EXERCISE :: Repeat every record exactly, but omit the images.

------------------------------

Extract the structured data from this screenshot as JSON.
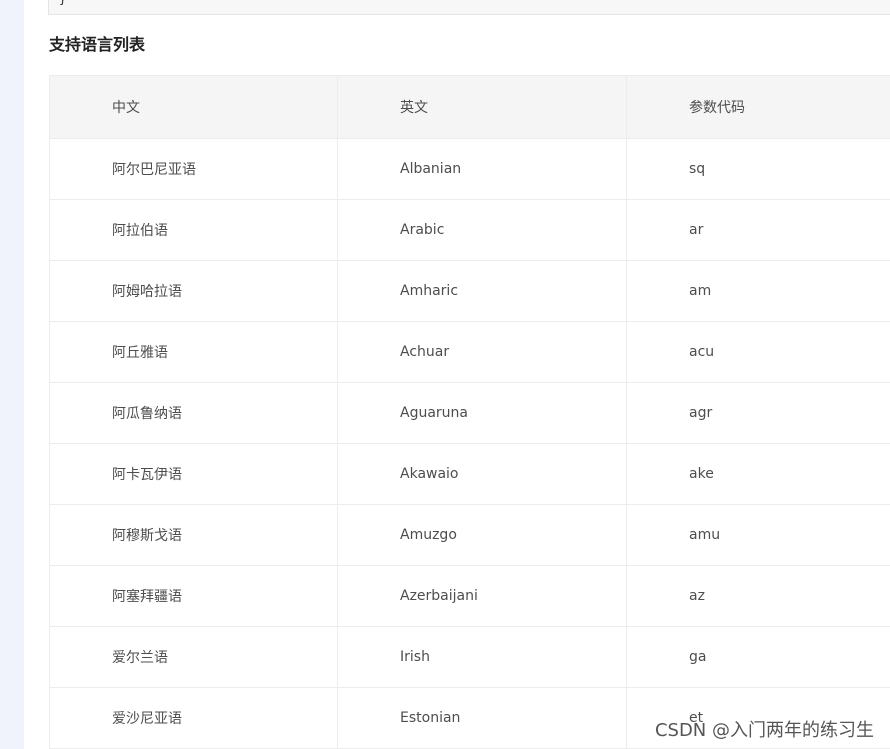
{
  "code_block": {
    "tail_text": "}"
  },
  "section": {
    "title": "支持语言列表"
  },
  "table": {
    "headers": [
      "中文",
      "英文",
      "参数代码"
    ],
    "rows": [
      [
        "阿尔巴尼亚语",
        "Albanian",
        "sq"
      ],
      [
        "阿拉伯语",
        "Arabic",
        "ar"
      ],
      [
        "阿姆哈拉语",
        "Amharic",
        "am"
      ],
      [
        "阿丘雅语",
        "Achuar",
        "acu"
      ],
      [
        "阿瓜鲁纳语",
        "Aguaruna",
        "agr"
      ],
      [
        "阿卡瓦伊语",
        "Akawaio",
        "ake"
      ],
      [
        "阿穆斯戈语",
        "Amuzgo",
        "amu"
      ],
      [
        "阿塞拜疆语",
        "Azerbaijani",
        "az"
      ],
      [
        "爱尔兰语",
        "Irish",
        "ga"
      ],
      [
        "爱沙尼亚语",
        "Estonian",
        "et"
      ]
    ]
  },
  "watermark": {
    "text": "CSDN @入门两年的练习生"
  }
}
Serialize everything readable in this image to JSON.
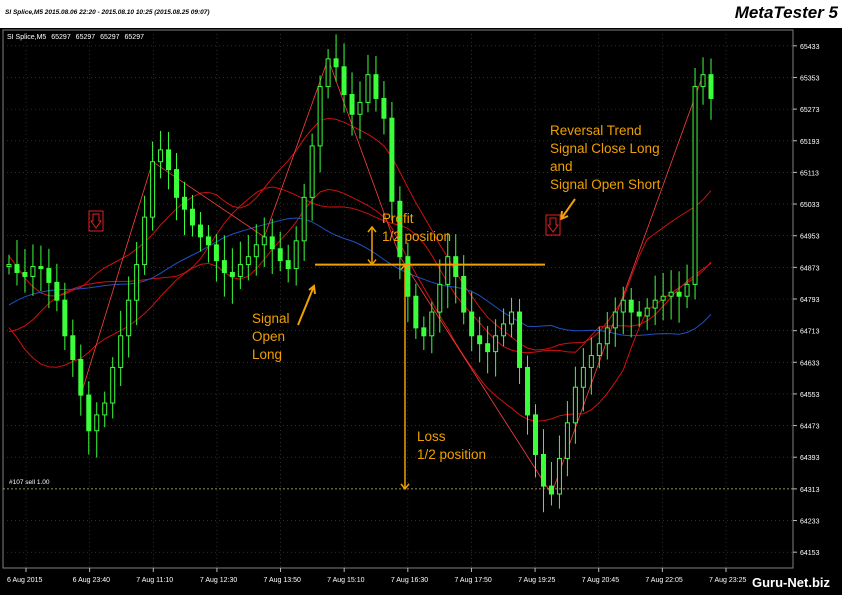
{
  "window": {
    "date_range": "SI Splice,M5   2015.08.06 22:20 - 2015.08.10 10:25 (2015.08.25 09:07)",
    "brand": "MetaTester 5"
  },
  "chart_header": {
    "symbol": "SI Splice,M5",
    "open": "65297",
    "high": "65297",
    "low": "65297",
    "close": "65297"
  },
  "trade_label": "#107 sell 1.00",
  "watermark": "Guru-Net.biz",
  "annotations": {
    "profit_line1": "Profit",
    "profit_line2": "1/2 position",
    "loss_line1": "Loss",
    "loss_line2": "1/2 position",
    "signal_long_1": "Signal",
    "signal_long_2": "Open",
    "signal_long_3": "Long",
    "reversal_1": "Reversal Trend",
    "reversal_2": "Signal Close Long",
    "reversal_3": "and",
    "reversal_4": "Signal Open Short"
  },
  "colors": {
    "background": "#000000",
    "grid": "#4a4a4a",
    "candle": "#3cff3c",
    "band": "#d01010",
    "annotation": "#f0a000",
    "blue_line": "#2050c0",
    "trade_level": "#c8c860"
  },
  "icons": [
    "arrow-down-box-icon",
    "arrow-down-box-icon"
  ],
  "chart_data": {
    "type": "candlestick",
    "y_ticks": [
      "65433",
      "65353",
      "65273",
      "65193",
      "65113",
      "65033",
      "64953",
      "64873",
      "64793",
      "64713",
      "64633",
      "64553",
      "64473",
      "64393",
      "64313",
      "64233",
      "64153"
    ],
    "x_ticks": [
      "6 Aug 2015",
      "6 Aug 23:40",
      "7 Aug 11:10",
      "7 Aug 12:30",
      "7 Aug 13:50",
      "7 Aug 15:10",
      "7 Aug 16:30",
      "7 Aug 17:50",
      "7 Aug 19:25",
      "7 Aug 20:45",
      "7 Aug 22:05",
      "7 Aug 23:25"
    ],
    "ylim": [
      64113,
      65473
    ],
    "series": [
      {
        "values": [
          64880,
          64860,
          64850,
          64875,
          64870,
          64835,
          64790,
          64700,
          64640,
          64550,
          64460,
          64500,
          64530,
          64620,
          64700,
          64790,
          64880,
          65000,
          65140,
          65170,
          65120,
          65050,
          65020,
          64980,
          64950,
          64930,
          64890,
          64860,
          64850,
          64880,
          64900,
          64930,
          64950,
          64920,
          64890,
          64870,
          64940,
          65050,
          65180,
          65330,
          65400,
          65380,
          65310,
          65260,
          65290,
          65360,
          65300,
          65250,
          65040,
          64900,
          64800,
          64720,
          64700,
          64760,
          64830,
          64900,
          64850,
          64760,
          64700,
          64680,
          64660,
          64700,
          64730,
          64760,
          64620,
          64500,
          64400,
          64320,
          64300,
          64390,
          64480,
          64570,
          64620,
          64650,
          64680,
          64720,
          64760,
          64790,
          64760,
          64750,
          64770,
          64790,
          64800,
          64810,
          64800,
          64830,
          65330,
          65360,
          65300
        ]
      }
    ]
  }
}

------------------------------

EXERCISE RESULT ::
Extract the structured data from this screenshot as JSON.
{
  "code_block": {
    "tail_text": "}"
  },
  "section": {
    "title": "支持语言列表"
  },
  "table": {
    "headers": [
      "中文",
      "英文",
      "参数代码"
    ],
    "rows": [
      [
        "阿尔巴尼亚语",
        "Albanian",
        "sq"
      ],
      [
        "阿拉伯语",
        "Arabic",
        "ar"
      ],
      [
        "阿姆哈拉语",
        "Amharic",
        "am"
      ],
      [
        "阿丘雅语",
        "Achuar",
        "acu"
      ],
      [
        "阿瓜鲁纳语",
        "Aguaruna",
        "agr"
      ],
      [
        "阿卡瓦伊语",
        "Akawaio",
        "ake"
      ],
      [
        "阿穆斯戈语",
        "Amuzgo",
        "amu"
      ],
      [
        "阿塞拜疆语",
        "Azerbaijani",
        "az"
      ],
      [
        "爱尔兰语",
        "Irish",
        "ga"
      ],
      [
        "爱沙尼亚语",
        "Estonian",
        "et"
      ]
    ]
  },
  "watermark": {
    "text": "CSDN @入门两年的练习生"
  }
}
Serialize everything readable in this image to JSON.
{
  "window": {
    "date_range": "SI Splice,M5   2015.08.06 22:20 - 2015.08.10 10:25 (2015.08.25 09:07)",
    "brand": "MetaTester 5"
  },
  "chart_header": {
    "symbol": "SI Splice,M5",
    "open": "65297",
    "high": "65297",
    "low": "65297",
    "close": "65297"
  },
  "trade_label": "#107 sell 1.00",
  "watermark": "Guru-Net.biz",
  "annotations": {
    "profit_line1": "Profit",
    "profit_line2": "1/2 position",
    "loss_line1": "Loss",
    "loss_line2": "1/2 position",
    "signal_long_1": "Signal",
    "signal_long_2": "Open",
    "signal_long_3": "Long",
    "reversal_1": "Reversal Trend",
    "reversal_2": "Signal Close Long",
    "reversal_3": "and",
    "reversal_4": "Signal Open Short"
  },
  "colors": {
    "background": "#000000",
    "grid": "#4a4a4a",
    "candle": "#3cff3c",
    "band": "#d01010",
    "annotation": "#f0a000",
    "blue_line": "#2050c0",
    "trade_level": "#c8c860"
  },
  "icons": [
    "arrow-down-box-icon",
    "arrow-down-box-icon"
  ],
  "chart_data": {
    "type": "candlestick",
    "y_ticks": [
      "65433",
      "65353",
      "65273",
      "65193",
      "65113",
      "65033",
      "64953",
      "64873",
      "64793",
      "64713",
      "64633",
      "64553",
      "64473",
      "64393",
      "64313",
      "64233",
      "64153"
    ],
    "x_ticks": [
      "6 Aug 2015",
      "6 Aug 23:40",
      "7 Aug 11:10",
      "7 Aug 12:30",
      "7 Aug 13:50",
      "7 Aug 15:10",
      "7 Aug 16:30",
      "7 Aug 17:50",
      "7 Aug 19:25",
      "7 Aug 20:45",
      "7 Aug 22:05",
      "7 Aug 23:25"
    ],
    "ylim": [
      64113,
      65473
    ],
    "series": [
      {
        "values": [
          64880,
          64860,
          64850,
          64875,
          64870,
          64835,
          64790,
          64700,
          64640,
          64550,
          64460,
          64500,
          64530,
          64620,
          64700,
          64790,
          64880,
          65000,
          65140,
          65170,
          65120,
          65050,
          65020,
          64980,
          64950,
          64930,
          64890,
          64860,
          64850,
          64880,
          64900,
          64930,
          64950,
          64920,
          64890,
          64870,
          64940,
          65050,
          65180,
          65330,
          65400,
          65380,
          65310,
          65260,
          65290,
          65360,
          65300,
          65250,
          65040,
          64900,
          64800,
          64720,
          64700,
          64760,
          64830,
          64900,
          64850,
          64760,
          64700,
          64680,
          64660,
          64700,
          64730,
          64760,
          64620,
          64500,
          64400,
          64320,
          64300,
          64390,
          64480,
          64570,
          64620,
          64650,
          64680,
          64720,
          64760,
          64790,
          64760,
          64750,
          64770,
          64790,
          64800,
          64810,
          64800,
          64830,
          65330,
          65360,
          65300
        ]
      }
    ]
  }
}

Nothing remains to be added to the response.